== DATA FOR THE TASK ==

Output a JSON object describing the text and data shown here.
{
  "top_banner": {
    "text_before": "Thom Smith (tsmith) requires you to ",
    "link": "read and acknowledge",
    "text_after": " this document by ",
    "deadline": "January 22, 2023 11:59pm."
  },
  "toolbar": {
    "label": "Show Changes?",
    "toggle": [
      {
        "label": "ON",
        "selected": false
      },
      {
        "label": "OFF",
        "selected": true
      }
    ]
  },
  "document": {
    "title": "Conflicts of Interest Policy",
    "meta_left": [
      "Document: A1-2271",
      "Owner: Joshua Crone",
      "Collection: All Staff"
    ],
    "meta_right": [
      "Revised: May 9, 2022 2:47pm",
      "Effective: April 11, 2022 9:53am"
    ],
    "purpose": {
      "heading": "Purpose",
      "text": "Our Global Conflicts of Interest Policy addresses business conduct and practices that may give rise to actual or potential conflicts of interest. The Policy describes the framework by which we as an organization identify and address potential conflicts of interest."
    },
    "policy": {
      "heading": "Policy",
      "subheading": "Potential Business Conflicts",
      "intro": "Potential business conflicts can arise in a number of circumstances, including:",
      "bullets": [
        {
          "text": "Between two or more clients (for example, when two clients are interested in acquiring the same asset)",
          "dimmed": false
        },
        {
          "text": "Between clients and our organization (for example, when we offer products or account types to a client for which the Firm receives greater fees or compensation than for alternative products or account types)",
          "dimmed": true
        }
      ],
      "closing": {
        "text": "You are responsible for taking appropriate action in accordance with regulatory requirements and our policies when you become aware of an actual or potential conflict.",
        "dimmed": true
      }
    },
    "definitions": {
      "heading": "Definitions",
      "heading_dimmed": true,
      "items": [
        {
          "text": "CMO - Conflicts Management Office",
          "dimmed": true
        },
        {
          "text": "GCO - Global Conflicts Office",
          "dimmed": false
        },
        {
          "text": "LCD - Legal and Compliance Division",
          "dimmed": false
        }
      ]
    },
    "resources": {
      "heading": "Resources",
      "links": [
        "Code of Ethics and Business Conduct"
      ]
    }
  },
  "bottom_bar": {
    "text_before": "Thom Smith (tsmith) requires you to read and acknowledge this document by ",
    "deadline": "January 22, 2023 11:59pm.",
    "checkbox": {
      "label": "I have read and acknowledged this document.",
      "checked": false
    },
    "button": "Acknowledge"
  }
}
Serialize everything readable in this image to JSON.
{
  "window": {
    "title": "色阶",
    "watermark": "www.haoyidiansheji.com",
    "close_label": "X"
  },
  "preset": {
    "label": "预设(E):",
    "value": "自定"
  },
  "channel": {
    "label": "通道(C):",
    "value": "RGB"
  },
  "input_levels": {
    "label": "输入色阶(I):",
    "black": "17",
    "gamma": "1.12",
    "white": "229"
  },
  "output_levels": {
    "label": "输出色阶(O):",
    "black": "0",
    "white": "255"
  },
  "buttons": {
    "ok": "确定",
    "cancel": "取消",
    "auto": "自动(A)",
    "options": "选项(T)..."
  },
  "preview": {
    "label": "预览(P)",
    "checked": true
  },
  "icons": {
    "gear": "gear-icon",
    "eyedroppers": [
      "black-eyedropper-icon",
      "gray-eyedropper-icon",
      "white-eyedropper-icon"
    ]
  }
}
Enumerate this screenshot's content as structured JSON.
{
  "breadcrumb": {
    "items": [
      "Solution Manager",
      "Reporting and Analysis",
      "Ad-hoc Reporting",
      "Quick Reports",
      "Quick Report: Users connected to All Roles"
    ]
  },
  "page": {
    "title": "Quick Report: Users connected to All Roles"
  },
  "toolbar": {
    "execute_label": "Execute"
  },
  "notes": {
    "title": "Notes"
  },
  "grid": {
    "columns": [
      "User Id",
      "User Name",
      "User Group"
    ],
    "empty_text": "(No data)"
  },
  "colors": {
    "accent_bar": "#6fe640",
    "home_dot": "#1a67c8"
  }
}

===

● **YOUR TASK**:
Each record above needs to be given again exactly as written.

● **REPLY**:
Output a JSON object describing the text and data shown here.
{
  "top_banner": {
    "text_before": "Thom Smith (tsmith) requires you to ",
    "link": "read and acknowledge",
    "text_after": " this document by ",
    "deadline": "January 22, 2023 11:59pm."
  },
  "toolbar": {
    "label": "Show Changes?",
    "toggle": [
      {
        "label": "ON",
        "selected": false
      },
      {
        "label": "OFF",
        "selected": true
      }
    ]
  },
  "document": {
    "title": "Conflicts of Interest Policy",
    "meta_left": [
      "Document: A1-2271",
      "Owner: Joshua Crone",
      "Collection: All Staff"
    ],
    "meta_right": [
      "Revised: May 9, 2022 2:47pm",
      "Effective: April 11, 2022 9:53am"
    ],
    "purpose": {
      "heading": "Purpose",
      "text": "Our Global Conflicts of Interest Policy addresses business conduct and practices that may give rise to actual or potential conflicts of interest. The Policy describes the framework by which we as an organization identify and address potential conflicts of interest."
    },
    "policy": {
      "heading": "Policy",
      "subheading": "Potential Business Conflicts",
      "intro": "Potential business conflicts can arise in a number of circumstances, including:",
      "bullets": [
        {
          "text": "Between two or more clients (for example, when two clients are interested in acquiring the same asset)",
          "dimmed": false
        },
        {
          "text": "Between clients and our organization (for example, when we offer products or account types to a client for which the Firm receives greater fees or compensation than for alternative products or account types)",
          "dimmed": true
        }
      ],
      "closing": {
        "text": "You are responsible for taking appropriate action in accordance with regulatory requirements and our policies when you become aware of an actual or potential conflict.",
        "dimmed": true
      }
    },
    "definitions": {
      "heading": "Definitions",
      "heading_dimmed": true,
      "items": [
        {
          "text": "CMO - Conflicts Management Office",
          "dimmed": true
        },
        {
          "text": "GCO - Global Conflicts Office",
          "dimmed": false
        },
        {
          "text": "LCD - Legal and Compliance Division",
          "dimmed": false
        }
      ]
    },
    "resources": {
      "heading": "Resources",
      "links": [
        "Code of Ethics and Business Conduct"
      ]
    }
  },
  "bottom_bar": {
    "text_before": "Thom Smith (tsmith) requires you to read and acknowledge this document by ",
    "deadline": "January 22, 2023 11:59pm.",
    "checkbox": {
      "label": "I have read and acknowledged this document.",
      "checked": false
    },
    "button": "Acknowledge"
  }
}
Serialize everything readable in this image to JSON.
{
  "window": {
    "title": "色阶",
    "watermark": "www.haoyidiansheji.com",
    "close_label": "X"
  },
  "preset": {
    "label": "预设(E):",
    "value": "自定"
  },
  "channel": {
    "label": "通道(C):",
    "value": "RGB"
  },
  "input_levels": {
    "label": "输入色阶(I):",
    "black": "17",
    "gamma": "1.12",
    "white": "229"
  },
  "output_levels": {
    "label": "输出色阶(O):",
    "black": "0",
    "white": "255"
  },
  "buttons": {
    "ok": "确定",
    "cancel": "取消",
    "auto": "自动(A)",
    "options": "选项(T)..."
  },
  "preview": {
    "label": "预览(P)",
    "checked": true
  },
  "icons": {
    "gear": "gear-icon",
    "eyedroppers": [
      "black-eyedropper-icon",
      "gray-eyedropper-icon",
      "white-eyedropper-icon"
    ]
  }
}
Enumerate this screenshot's content as structured JSON.
{
  "breadcrumb": {
    "items": [
      "Solution Manager",
      "Reporting and Analysis",
      "Ad-hoc Reporting",
      "Quick Reports",
      "Quick Report: Users connected to All Roles"
    ]
  },
  "page": {
    "title": "Quick Report: Users connected to All Roles"
  },
  "toolbar": {
    "execute_label": "Execute"
  },
  "notes": {
    "title": "Notes"
  },
  "grid": {
    "columns": [
      "User Id",
      "User Name",
      "User Group"
    ],
    "empty_text": "(No data)"
  },
  "colors": {
    "accent_bar": "#6fe640",
    "home_dot": "#1a67c8"
  }
}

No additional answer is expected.